■ Your goal ■
Write out every record below exactly as it stands, leaving the pictures out.

■ Study material ■
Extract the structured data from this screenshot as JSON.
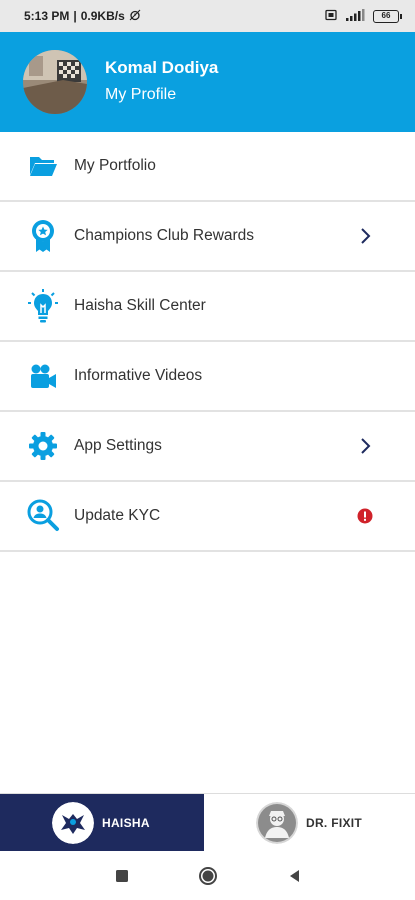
{
  "status_bar": {
    "time": "5:13 PM",
    "speed": "0.9KB/s",
    "battery": "66"
  },
  "profile": {
    "name": "Komal Dodiya",
    "link_label": "My Profile"
  },
  "menu": {
    "items": [
      {
        "label": "My Portfolio",
        "icon": "folder-icon",
        "trail": "none"
      },
      {
        "label": "Champions Club Rewards",
        "icon": "medal-icon",
        "trail": "chevron-right-icon"
      },
      {
        "label": "Haisha Skill Center",
        "icon": "lightbulb-icon",
        "trail": "none"
      },
      {
        "label": "Informative Videos",
        "icon": "video-camera-icon",
        "trail": "none"
      },
      {
        "label": "App Settings",
        "icon": "gear-icon",
        "trail": "chevron-right-icon"
      },
      {
        "label": "Update KYC",
        "icon": "user-search-icon",
        "trail": "alert-icon"
      }
    ]
  },
  "bottom_tabs": [
    {
      "label": "HAISHA",
      "active": true
    },
    {
      "label": "DR. FIXIT",
      "active": false
    }
  ],
  "colors": {
    "header_blue": "#0aa0e0",
    "icon_blue": "#0a9fe0",
    "tab_navy": "#1e2a5e",
    "chevron": "#1e2a5e",
    "alert_red": "#d0222a"
  }
}
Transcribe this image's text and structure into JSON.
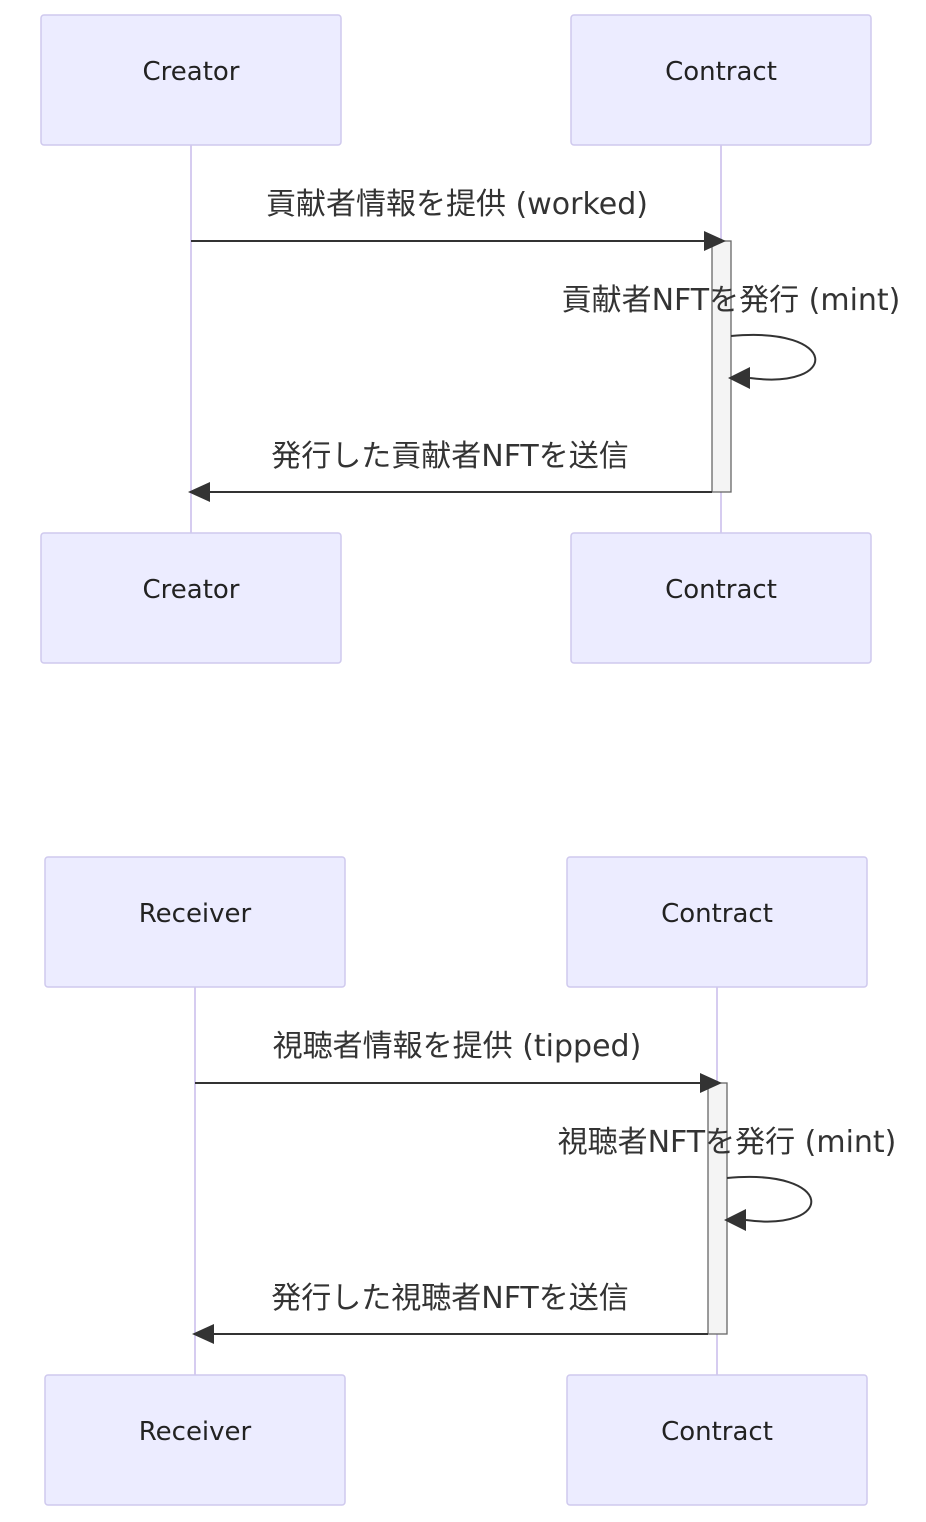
{
  "diagrams": [
    {
      "participants": [
        "Creator",
        "Contract"
      ],
      "messages": [
        {
          "from": "Creator",
          "to": "Contract",
          "label": "貢献者情報を提供 (worked)"
        },
        {
          "from": "Contract",
          "to": "Contract",
          "label": "貢献者NFTを発行 (mint)"
        },
        {
          "from": "Contract",
          "to": "Creator",
          "label": "発行した貢献者NFTを送信"
        }
      ]
    },
    {
      "participants": [
        "Receiver",
        "Contract"
      ],
      "messages": [
        {
          "from": "Receiver",
          "to": "Contract",
          "label": "視聴者情報を提供 (tipped)"
        },
        {
          "from": "Contract",
          "to": "Contract",
          "label": "視聴者NFTを発行 (mint)"
        },
        {
          "from": "Contract",
          "to": "Receiver",
          "label": "発行した視聴者NFTを送信"
        }
      ]
    }
  ],
  "colors": {
    "participant_fill": "#ECECFF",
    "participant_border": "#CFC9EE",
    "lifeline": "#D6CCF0",
    "arrow": "#333333",
    "activation_fill": "#F4F4F4"
  }
}
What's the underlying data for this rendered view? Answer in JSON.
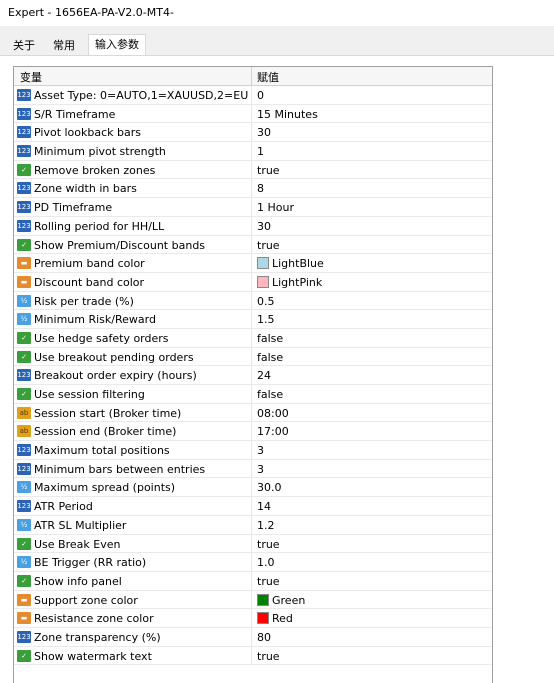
{
  "window": {
    "title": "Expert - 1656EA-PA-V2.0-MT4-"
  },
  "tabs": [
    {
      "label": "关于",
      "active": false
    },
    {
      "label": "常用",
      "active": false
    },
    {
      "label": "输入参数",
      "active": true
    }
  ],
  "table": {
    "headers": {
      "variable": "变量",
      "value": "赋值"
    },
    "rows": [
      {
        "name": "Asset Type: 0=AUTO,1=XAUUSD,2=EUR...",
        "value": "0",
        "type": "int",
        "icon": "int-icon"
      },
      {
        "name": "S/R Timeframe",
        "value": "15 Minutes",
        "type": "int",
        "icon": "int-icon"
      },
      {
        "name": "Pivot lookback bars",
        "value": "30",
        "type": "int",
        "icon": "int-icon"
      },
      {
        "name": "Minimum pivot strength",
        "value": "1",
        "type": "int",
        "icon": "int-icon"
      },
      {
        "name": "Remove broken zones",
        "value": "true",
        "type": "bool",
        "icon": "bool-icon"
      },
      {
        "name": "Zone width in bars",
        "value": "8",
        "type": "int",
        "icon": "int-icon"
      },
      {
        "name": "PD Timeframe",
        "value": "1 Hour",
        "type": "int",
        "icon": "int-icon"
      },
      {
        "name": "Rolling period for HH/LL",
        "value": "30",
        "type": "int",
        "icon": "int-icon"
      },
      {
        "name": "Show Premium/Discount bands",
        "value": "true",
        "type": "bool",
        "icon": "bool-icon"
      },
      {
        "name": "Premium band color",
        "value": "LightBlue",
        "type": "clr",
        "icon": "color-icon",
        "swatch": "#add8e6"
      },
      {
        "name": "Discount band color",
        "value": "LightPink",
        "type": "clr",
        "icon": "color-icon",
        "swatch": "#ffb6c1"
      },
      {
        "name": "Risk per trade (%)",
        "value": "0.5",
        "type": "dbl",
        "icon": "double-icon"
      },
      {
        "name": "Minimum Risk/Reward",
        "value": "1.5",
        "type": "dbl",
        "icon": "double-icon"
      },
      {
        "name": "Use hedge safety orders",
        "value": "false",
        "type": "bool",
        "icon": "bool-icon"
      },
      {
        "name": "Use breakout pending orders",
        "value": "false",
        "type": "bool",
        "icon": "bool-icon"
      },
      {
        "name": "Breakout order expiry (hours)",
        "value": "24",
        "type": "int",
        "icon": "int-icon"
      },
      {
        "name": "Use session filtering",
        "value": "false",
        "type": "bool",
        "icon": "bool-icon"
      },
      {
        "name": "Session start (Broker time)",
        "value": "08:00",
        "type": "str",
        "icon": "string-icon"
      },
      {
        "name": "Session end (Broker time)",
        "value": "17:00",
        "type": "str",
        "icon": "string-icon"
      },
      {
        "name": "Maximum total positions",
        "value": "3",
        "type": "int",
        "icon": "int-icon"
      },
      {
        "name": "Minimum bars between entries",
        "value": "3",
        "type": "int",
        "icon": "int-icon"
      },
      {
        "name": "Maximum spread (points)",
        "value": "30.0",
        "type": "dbl",
        "icon": "double-icon"
      },
      {
        "name": "ATR Period",
        "value": "14",
        "type": "int",
        "icon": "int-icon"
      },
      {
        "name": "ATR SL Multiplier",
        "value": "1.2",
        "type": "dbl",
        "icon": "double-icon"
      },
      {
        "name": "Use Break Even",
        "value": "true",
        "type": "bool",
        "icon": "bool-icon"
      },
      {
        "name": "BE Trigger (RR ratio)",
        "value": "1.0",
        "type": "dbl",
        "icon": "double-icon"
      },
      {
        "name": "Show info panel",
        "value": "true",
        "type": "bool",
        "icon": "bool-icon"
      },
      {
        "name": "Support zone color",
        "value": "Green",
        "type": "clr",
        "icon": "color-icon",
        "swatch": "#008000"
      },
      {
        "name": "Resistance zone color",
        "value": "Red",
        "type": "clr",
        "icon": "color-icon",
        "swatch": "#ff0000"
      },
      {
        "name": "Zone transparency (%)",
        "value": "80",
        "type": "int",
        "icon": "int-icon"
      },
      {
        "name": "Show watermark text",
        "value": "true",
        "type": "bool",
        "icon": "bool-icon"
      }
    ]
  }
}
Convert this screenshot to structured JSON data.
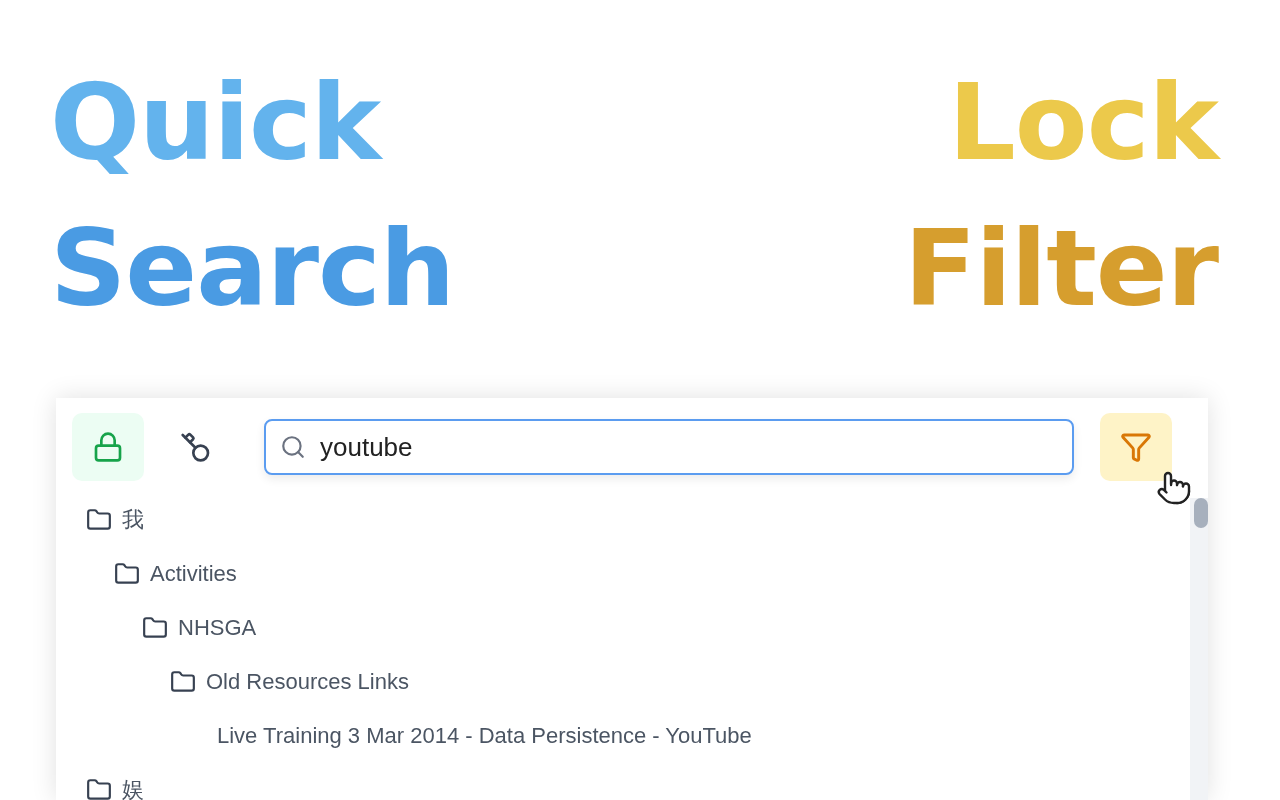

■ Response below ■
Extract the structured data from this screenshot as JSON.
{
  "status_bar": {
    "time": "5:13 PM",
    "speed": "0.9KB/s",
    "battery": "66"
  },
  "profile": {
    "name": "Komal Dodiya",
    "link_label": "My Profile"
  },
  "menu": {
    "items": [
      {
        "label": "My Portfolio",
        "icon": "folder-icon",
        "trail": "none"
      },
      {
        "label": "Champions Club Rewards",
        "icon": "medal-icon",
        "trail": "chevron-right-icon"
      },
      {
        "label": "Haisha Skill Center",
        "icon": "lightbulb-icon",
        "trail": "none"
      },
      {
        "label": "Informative Videos",
        "icon": "video-camera-icon",
        "trail": "none"
      },
      {
        "label": "App Settings",
        "icon": "gear-icon",
        "trail": "chevron-right-icon"
      },
      {
        "label": "Update KYC",
        "icon": "user-search-icon",
        "trail": "alert-icon"
      }
    ]
  },
  "bottom_tabs": [
    {
      "label": "HAISHA",
      "active": true
    },
    {
      "label": "DR. FIXIT",
      "active": false
    }
  ],
  "colors": {
    "header_blue": "#0aa0e0",
    "icon_blue": "#0a9fe0",
    "tab_navy": "#1e2a5e",
    "chevron": "#1e2a5e",
    "alert_red": "#d0222a"
  }
}
Transcribe this image's text and structure into JSON.
{
  "diagrams": [
    {
      "participants": [
        "Creator",
        "Contract"
      ],
      "messages": [
        {
          "from": "Creator",
          "to": "Contract",
          "label": "貢献者情報を提供 (worked)"
        },
        {
          "from": "Contract",
          "to": "Contract",
          "label": "貢献者NFTを発行 (mint)"
        },
        {
          "from": "Contract",
          "to": "Creator",
          "label": "発行した貢献者NFTを送信"
        }
      ]
    },
    {
      "participants": [
        "Receiver",
        "Contract"
      ],
      "messages": [
        {
          "from": "Receiver",
          "to": "Contract",
          "label": "視聴者情報を提供 (tipped)"
        },
        {
          "from": "Contract",
          "to": "Contract",
          "label": "視聴者NFTを発行 (mint)"
        },
        {
          "from": "Contract",
          "to": "Receiver",
          "label": "発行した視聴者NFTを送信"
        }
      ]
    }
  ],
  "colors": {
    "participant_fill": "#ECECFF",
    "participant_border": "#CFC9EE",
    "lifeline": "#D6CCF0",
    "arrow": "#333333",
    "activation_fill": "#F4F4F4"
  }
}
What's the underlying data for this rendered view? Answer in JSON.
{
  "window": {
    "title": "Expert - 1656EA-PA-V2.0-MT4-"
  },
  "tabs": [
    {
      "label": "关于",
      "active": false
    },
    {
      "label": "常用",
      "active": false
    },
    {
      "label": "输入参数",
      "active": true
    }
  ],
  "table": {
    "headers": {
      "variable": "变量",
      "value": "赋值"
    },
    "rows": [
      {
        "name": "Asset Type: 0=AUTO,1=XAUUSD,2=EUR...",
        "value": "0",
        "type": "int",
        "icon": "int-icon"
      },
      {
        "name": "S/R Timeframe",
        "value": "15 Minutes",
        "type": "int",
        "icon": "int-icon"
      },
      {
        "name": "Pivot lookback bars",
        "value": "30",
        "type": "int",
        "icon": "int-icon"
      },
      {
        "name": "Minimum pivot strength",
        "value": "1",
        "type": "int",
        "icon": "int-icon"
      },
      {
        "name": "Remove broken zones",
        "value": "true",
        "type": "bool",
        "icon": "bool-icon"
      },
      {
        "name": "Zone width in bars",
        "value": "8",
        "type": "int",
        "icon": "int-icon"
      },
      {
        "name": "PD Timeframe",
        "value": "1 Hour",
        "type": "int",
        "icon": "int-icon"
      },
      {
        "name": "Rolling period for HH/LL",
        "value": "30",
        "type": "int",
        "icon": "int-icon"
      },
      {
        "name": "Show Premium/Discount bands",
        "value": "true",
        "type": "bool",
        "icon": "bool-icon"
      },
      {
        "name": "Premium band color",
        "value": "LightBlue",
        "type": "clr",
        "icon": "color-icon",
        "swatch": "#add8e6"
      },
      {
        "name": "Discount band color",
        "value": "LightPink",
        "type": "clr",
        "icon": "color-icon",
        "swatch": "#ffb6c1"
      },
      {
        "name": "Risk per trade (%)",
        "value": "0.5",
        "type": "dbl",
        "icon": "double-icon"
      },
      {
        "name": "Minimum Risk/Reward",
        "value": "1.5",
        "type": "dbl",
        "icon": "double-icon"
      },
      {
        "name": "Use hedge safety orders",
        "value": "false",
        "type": "bool",
        "icon": "bool-icon"
      },
      {
        "name": "Use breakout pending orders",
        "value": "false",
        "type": "bool",
        "icon": "bool-icon"
      },
      {
        "name": "Breakout order expiry (hours)",
        "value": "24",
        "type": "int",
        "icon": "int-icon"
      },
      {
        "name": "Use session filtering",
        "value": "false",
        "type": "bool",
        "icon": "bool-icon"
      },
      {
        "name": "Session start (Broker time)",
        "value": "08:00",
        "type": "str",
        "icon": "string-icon"
      },
      {
        "name": "Session end (Broker time)",
        "value": "17:00",
        "type": "str",
        "icon": "string-icon"
      },
      {
        "name": "Maximum total positions",
        "value": "3",
        "type": "int",
        "icon": "int-icon"
      },
      {
        "name": "Minimum bars between entries",
        "value": "3",
        "type": "int",
        "icon": "int-icon"
      },
      {
        "name": "Maximum spread (points)",
        "value": "30.0",
        "type": "dbl",
        "icon": "double-icon"
      },
      {
        "name": "ATR Period",
        "value": "14",
        "type": "int",
        "icon": "int-icon"
      },
      {
        "name": "ATR SL Multiplier",
        "value": "1.2",
        "type": "dbl",
        "icon": "double-icon"
      },
      {
        "name": "Use Break Even",
        "value": "true",
        "type": "bool",
        "icon": "bool-icon"
      },
      {
        "name": "BE Trigger (RR ratio)",
        "value": "1.0",
        "type": "dbl",
        "icon": "double-icon"
      },
      {
        "name": "Show info panel",
        "value": "true",
        "type": "bool",
        "icon": "bool-icon"
      },
      {
        "name": "Support zone color",
        "value": "Green",
        "type": "clr",
        "icon": "color-icon",
        "swatch": "#008000"
      },
      {
        "name": "Resistance zone color",
        "value": "Red",
        "type": "clr",
        "icon": "color-icon",
        "swatch": "#ff0000"
      },
      {
        "name": "Zone transparency (%)",
        "value": "80",
        "type": "int",
        "icon": "int-icon"
      },
      {
        "name": "Show watermark text",
        "value": "true",
        "type": "bool",
        "icon": "bool-icon"
      }
    ]
  }
}
Convert this screenshot to structured JSON data.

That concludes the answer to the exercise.